(Dataset rows for apps and sites)

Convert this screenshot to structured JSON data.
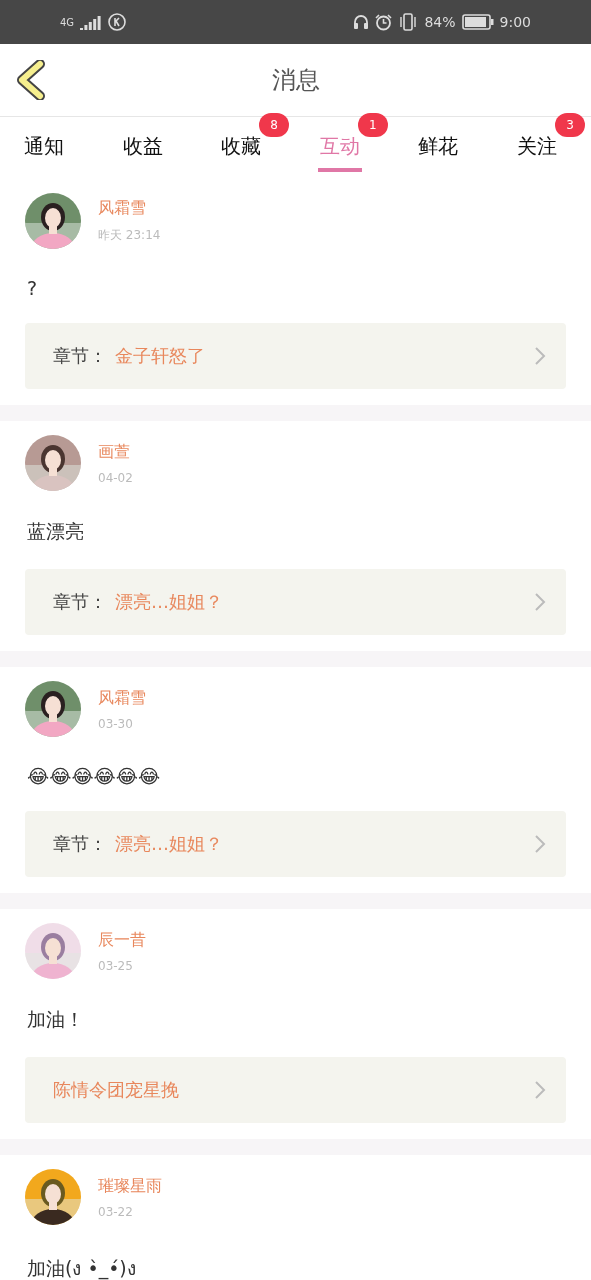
{
  "status_bar": {
    "network": "4G",
    "battery": "84%",
    "time": "9:00"
  },
  "header": {
    "title": "消息"
  },
  "tabs": [
    {
      "label": "通知",
      "selected": false
    },
    {
      "label": "收益",
      "selected": false
    },
    {
      "label": "收藏",
      "selected": false,
      "badge": "8"
    },
    {
      "label": "互动",
      "selected": true,
      "badge": "1"
    },
    {
      "label": "鲜花",
      "selected": false
    },
    {
      "label": "关注",
      "selected": false,
      "badge": "3"
    }
  ],
  "messages": [
    {
      "name": "风霜雪",
      "time": "昨天 23:14",
      "text": "?",
      "link": {
        "label": "章节：",
        "title": "金子轩怒了"
      }
    },
    {
      "name": "画萱",
      "time": "04-02",
      "text": "蓝漂亮",
      "link": {
        "label": "章节：",
        "title": "漂亮…姐姐？"
      }
    },
    {
      "name": "风霜雪",
      "time": "03-30",
      "text": "😂😂😂😂😂😂",
      "link": {
        "label": "章节：",
        "title": "漂亮…姐姐？"
      }
    },
    {
      "name": "辰一昔",
      "time": "03-25",
      "text": "加油！",
      "link": {
        "title": "陈情令团宠星挽"
      }
    },
    {
      "name": "璀璨星雨",
      "time": "03-22",
      "text": "加油(ง •̀_•́)ง"
    }
  ]
}
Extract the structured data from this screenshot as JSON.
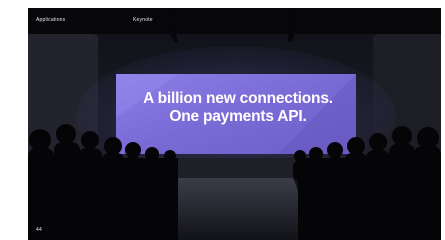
{
  "captions": {
    "top_left": "Applications",
    "top_center": "Keynote",
    "bottom_left": "44"
  },
  "screen": {
    "line1": "A billion new connections.",
    "line2": "One payments API."
  },
  "colors": {
    "screen": "#7f6fd8",
    "screen_highlight": "#9c8ff0",
    "room": "#14151c",
    "floor": "#2a2c36"
  }
}
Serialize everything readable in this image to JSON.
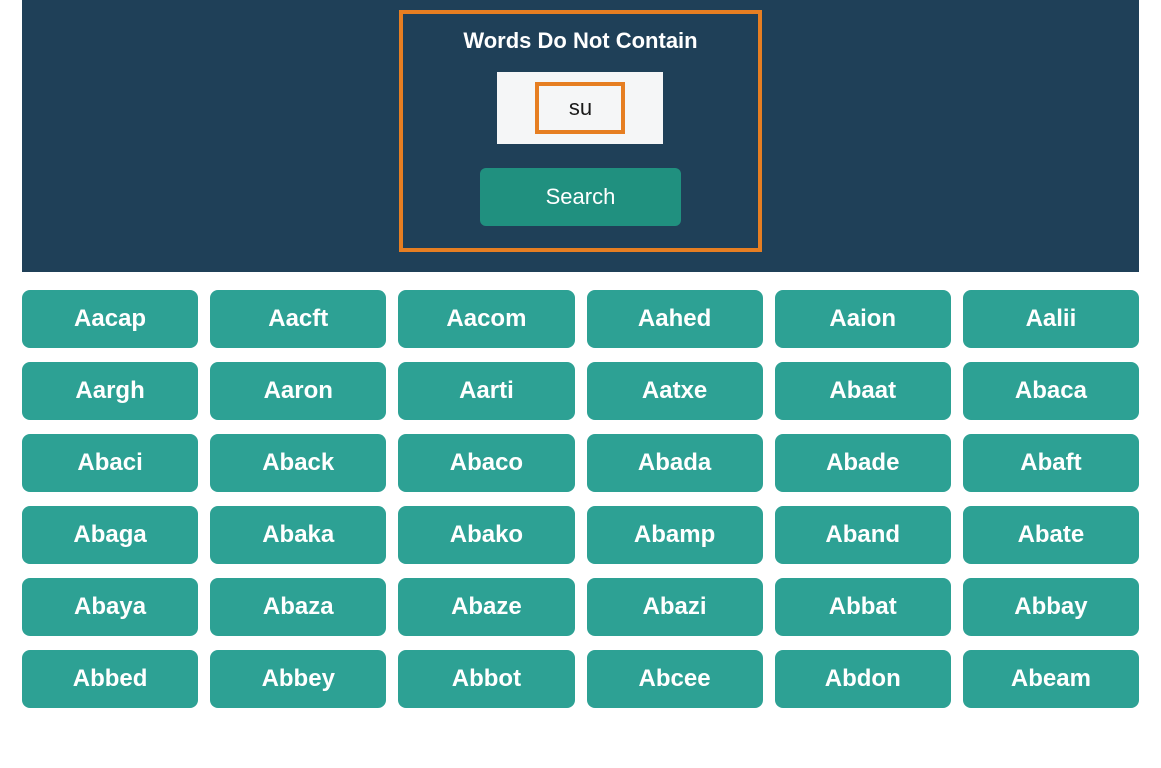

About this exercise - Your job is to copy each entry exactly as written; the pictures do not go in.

Task solution -
Convert this screenshot to structured JSON data.
{
  "status_bar": {
    "network": "4G",
    "battery": "84%",
    "time": "9:00"
  },
  "header": {
    "title": "消息"
  },
  "tabs": [
    {
      "label": "通知",
      "selected": false
    },
    {
      "label": "收益",
      "selected": false
    },
    {
      "label": "收藏",
      "selected": false,
      "badge": "8"
    },
    {
      "label": "互动",
      "selected": true,
      "badge": "1"
    },
    {
      "label": "鲜花",
      "selected": false
    },
    {
      "label": "关注",
      "selected": false,
      "badge": "3"
    }
  ],
  "messages": [
    {
      "name": "风霜雪",
      "time": "昨天 23:14",
      "text": "?",
      "link": {
        "label": "章节：",
        "title": "金子轩怒了"
      }
    },
    {
      "name": "画萱",
      "time": "04-02",
      "text": "蓝漂亮",
      "link": {
        "label": "章节：",
        "title": "漂亮…姐姐？"
      }
    },
    {
      "name": "风霜雪",
      "time": "03-30",
      "text": "😂😂😂😂😂😂",
      "link": {
        "label": "章节：",
        "title": "漂亮…姐姐？"
      }
    },
    {
      "name": "辰一昔",
      "time": "03-25",
      "text": "加油！",
      "link": {
        "title": "陈情令团宠星挽"
      }
    },
    {
      "name": "璀璨星雨",
      "time": "03-22",
      "text": "加油(ง •̀_•́)ง"
    }
  ]
}
Extract the structured data from this screenshot as JSON.
{
  "captions": {
    "top_left": "Applications",
    "top_center": "Keynote",
    "bottom_left": "44"
  },
  "screen": {
    "line1": "A billion new connections.",
    "line2": "One payments API."
  },
  "colors": {
    "screen": "#7f6fd8",
    "screen_highlight": "#9c8ff0",
    "room": "#14151c",
    "floor": "#2a2c36"
  }
}
Serialize everything readable in this image to JSON.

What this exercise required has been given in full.